**DIRECTIONS FOR THIS TASK**
Nothing but the records, repeated word for word and free of pictures, belongs in the answer.

ENTRIES SHOWN START

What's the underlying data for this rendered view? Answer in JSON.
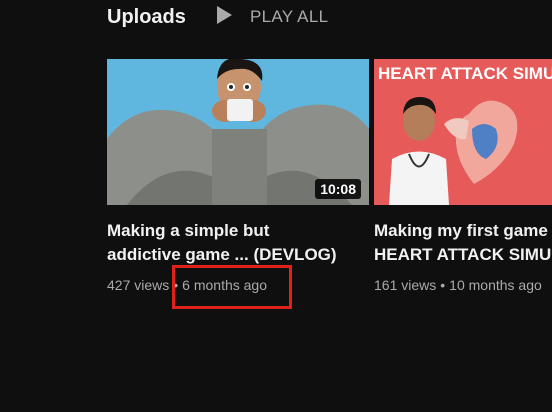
{
  "shelf": {
    "title": "Uploads",
    "play_all_label": "PLAY ALL"
  },
  "videos": [
    {
      "title_line1": "Making a simple but",
      "title_line2": "addictive game ... (DEVLOG)",
      "duration": "10:08",
      "views": "427 views",
      "separator": "•",
      "age": "6 months ago"
    },
    {
      "title_line1": "Making my first game :",
      "title_line2": "HEART ATTACK SIMUL",
      "thumb_text": "HEART ATTACK SIMU",
      "views": "161 views",
      "separator": "•",
      "age": "10 months ago"
    }
  ],
  "colors": {
    "background": "#0f0f0f",
    "highlight": "#e0201a",
    "thumb1_bg": "#5fb7e0",
    "thumb2_bg": "#e65a59"
  }
}
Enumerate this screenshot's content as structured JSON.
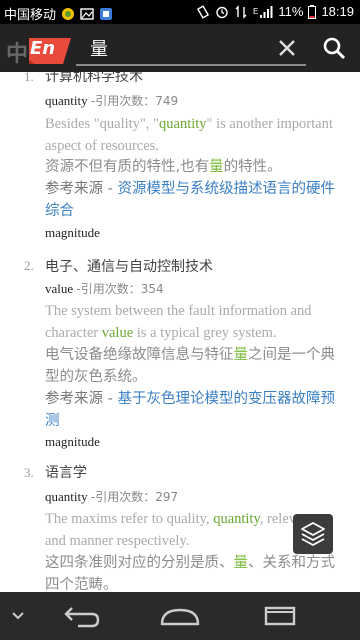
{
  "status": {
    "carrier": "中国移动",
    "battery": "11%",
    "time": "18:19",
    "network": "E"
  },
  "toolbar": {
    "brand_ghost": "中",
    "lang_badge": "En",
    "search_value": "量",
    "icons": [
      "close-icon",
      "search-icon"
    ]
  },
  "entries": [
    {
      "num": "1.",
      "field": "计算机科学技术",
      "term": "quantity",
      "count_label": "-引用次数：749",
      "en_pre": "Besides \"quality\", \"",
      "en_hl": "quantity",
      "en_post": "\" is another important aspect of resources.",
      "zh_pre": "资源不但有质的特性,也有",
      "zh_hl": "量",
      "zh_post": "的特性。",
      "src_label": "参考来源 - ",
      "src_title": "资源模型与系统级描述语言的硬件综合",
      "extra": "magnitude"
    },
    {
      "num": "2.",
      "field": "电子、通信与自动控制技术",
      "term": "value",
      "count_label": "-引用次数：354",
      "en_pre": "The system between the fault information and character ",
      "en_hl": "value",
      "en_post": " is a typical grey system.",
      "zh_pre": "电气设备绝缘故障信息与特征",
      "zh_hl": "量",
      "zh_post": "之间是一个典型的灰色系统。",
      "src_label": "参考来源 - ",
      "src_title": "基于灰色理论模型的变压器故障预测",
      "extra": "magnitude"
    },
    {
      "num": "3.",
      "field": "语言学",
      "term": "quantity",
      "count_label": "-引用次数：297",
      "en_pre": "The maxims refer to quality, ",
      "en_hl": "quantity",
      "en_post": ", relevance and manner respectively.",
      "zh_pre": "这四条准则对应的分别是质、",
      "zh_hl": "量",
      "zh_post": "、关系和方式四个范畴。"
    }
  ],
  "colors": {
    "toolbar_bg": "#232323",
    "accent_red": "#e84a3c",
    "highlight_green": "#6aa832",
    "link_blue": "#3a7fc4",
    "navbar_bg": "#2a2a2a"
  }
}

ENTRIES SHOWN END

**WORKED SOLUTION**
What's the underlying data for this rendered view? Answer in JSON.
{
  "shelf": {
    "title": "Uploads",
    "play_all_label": "PLAY ALL"
  },
  "videos": [
    {
      "title_line1": "Making a simple but",
      "title_line2": "addictive game ... (DEVLOG)",
      "duration": "10:08",
      "views": "427 views",
      "separator": "•",
      "age": "6 months ago"
    },
    {
      "title_line1": "Making my first game :",
      "title_line2": "HEART ATTACK SIMUL",
      "thumb_text": "HEART ATTACK SIMU",
      "views": "161 views",
      "separator": "•",
      "age": "10 months ago"
    }
  ],
  "colors": {
    "background": "#0f0f0f",
    "highlight": "#e0201a",
    "thumb1_bg": "#5fb7e0",
    "thumb2_bg": "#e65a59"
  }
}
Enumerate this screenshot's content as structured JSON.
{
  "status": {
    "carrier": "中国移动",
    "battery": "11%",
    "time": "18:19",
    "network": "E"
  },
  "toolbar": {
    "brand_ghost": "中",
    "lang_badge": "En",
    "search_value": "量",
    "icons": [
      "close-icon",
      "search-icon"
    ]
  },
  "entries": [
    {
      "num": "1.",
      "field": "计算机科学技术",
      "term": "quantity",
      "count_label": "-引用次数：749",
      "en_pre": "Besides \"quality\", \"",
      "en_hl": "quantity",
      "en_post": "\" is another important aspect of resources.",
      "zh_pre": "资源不但有质的特性,也有",
      "zh_hl": "量",
      "zh_post": "的特性。",
      "src_label": "参考来源 - ",
      "src_title": "资源模型与系统级描述语言的硬件综合",
      "extra": "magnitude"
    },
    {
      "num": "2.",
      "field": "电子、通信与自动控制技术",
      "term": "value",
      "count_label": "-引用次数：354",
      "en_pre": "The system between the fault information and character ",
      "en_hl": "value",
      "en_post": " is a typical grey system.",
      "zh_pre": "电气设备绝缘故障信息与特征",
      "zh_hl": "量",
      "zh_post": "之间是一个典型的灰色系统。",
      "src_label": "参考来源 - ",
      "src_title": "基于灰色理论模型的变压器故障预测",
      "extra": "magnitude"
    },
    {
      "num": "3.",
      "field": "语言学",
      "term": "quantity",
      "count_label": "-引用次数：297",
      "en_pre": "The maxims refer to quality, ",
      "en_hl": "quantity",
      "en_post": ", relevance and manner respectively.",
      "zh_pre": "这四条准则对应的分别是质、",
      "zh_hl": "量",
      "zh_post": "、关系和方式四个范畴。"
    }
  ],
  "colors": {
    "toolbar_bg": "#232323",
    "accent_red": "#e84a3c",
    "highlight_green": "#6aa832",
    "link_blue": "#3a7fc4",
    "navbar_bg": "#2a2a2a"
  }
}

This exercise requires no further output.